Behind the scenes

Credit: Smithsonian Folklife

Thangka Paintings 101?

A Thangka, also known as a Tibetan scroll painting or a meditation painting, is a traditional form of Buddhist art that originated in Tibet in the 7th century. The word "Thangka" means "rolled up" in Tibetan, reflecting the scroll-like format in which these paintings are often created. Here's a detailed overview of Thangka paintings:

The history of Thangka painting is deeply rooted in Tibetan Buddhism. It is believed that the earliest Thangkas were created during the spread of Buddhism in Tibet in the 7th century. Originally, Thangkas were primarily used for teaching Buddhist doctrines to a largely illiterate population. These intricate paintings served as visual aids, depicting scenes from the life of Buddha, various deities, and sacred mandalas.

Materials and Techniques:
Thangkas are typically created on a fabric canvas, commonly cotton or silk, using mineral pigments and sometimes gold leaf. The process involves meticulous attention to detail and follows specific iconographic guidelines. Thangka artists, often monks or individuals with specialized training, employ precise brushstrokes and intricate detailing to ensure accuracy in conveying spiritual teachings.

Symbolism and Subjects:
Thangka paintings are rich in symbolism, with each element carefully chosen to represent aspects of Buddhist philosophy. They often depict Buddhas, bodhisattvas, deities, and scenes from Buddhist cosmology. Mandalas, circular geometric designs, are also common in Thangkas, symbolizing the universe and the path to enlightenment.

Thangkas hold profound spiritual and cultural significance in Tibetan Buddhism. They serve as both educational tools and objects of veneration. Thangkas are used in monasteries for rituals, ceremonies, and meditation practices. They are also considered sacred objects that can be used as focal points for meditation, aiding practitioners in their spiritual journey.

Creation Process:
Creating a Thangka is a time-consuming and intricate process. The artist begins by preparing the canvas and applying a mixture of glue and chalk to create a smooth surface. The outline is then drawn, followed by the application of mineral pigments. Gold leaf is often used for highlighting sacred elements. The process requires a deep understanding of Buddhist iconography and can take weeks or even months to complete, depending on the complexity of the painting.

Contemporary Context:
While Thangkas continue to be crafted in a traditional manner, contemporary artists also explore innovative approaches, blending traditional techniques with modern styles.
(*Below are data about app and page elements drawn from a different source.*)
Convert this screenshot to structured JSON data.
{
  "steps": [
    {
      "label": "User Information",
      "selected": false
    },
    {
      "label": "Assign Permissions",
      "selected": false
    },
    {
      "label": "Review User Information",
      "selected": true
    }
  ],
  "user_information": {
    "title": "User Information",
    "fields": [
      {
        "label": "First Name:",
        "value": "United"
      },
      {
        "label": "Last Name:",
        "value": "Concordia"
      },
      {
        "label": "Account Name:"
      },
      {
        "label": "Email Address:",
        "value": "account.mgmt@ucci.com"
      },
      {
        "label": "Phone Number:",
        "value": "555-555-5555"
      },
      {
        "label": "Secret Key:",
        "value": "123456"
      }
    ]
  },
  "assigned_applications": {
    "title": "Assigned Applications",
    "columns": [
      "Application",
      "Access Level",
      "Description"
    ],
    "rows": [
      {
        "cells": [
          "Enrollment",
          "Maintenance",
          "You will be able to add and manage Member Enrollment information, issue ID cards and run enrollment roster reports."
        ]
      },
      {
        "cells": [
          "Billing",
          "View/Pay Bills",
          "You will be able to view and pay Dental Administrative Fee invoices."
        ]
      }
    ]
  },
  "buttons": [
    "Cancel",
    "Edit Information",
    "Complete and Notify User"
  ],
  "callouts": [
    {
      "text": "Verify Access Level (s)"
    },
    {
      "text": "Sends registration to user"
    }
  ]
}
Thangkas are not only religious artifacts but have gained recognition as valuable artworks in the global art scene.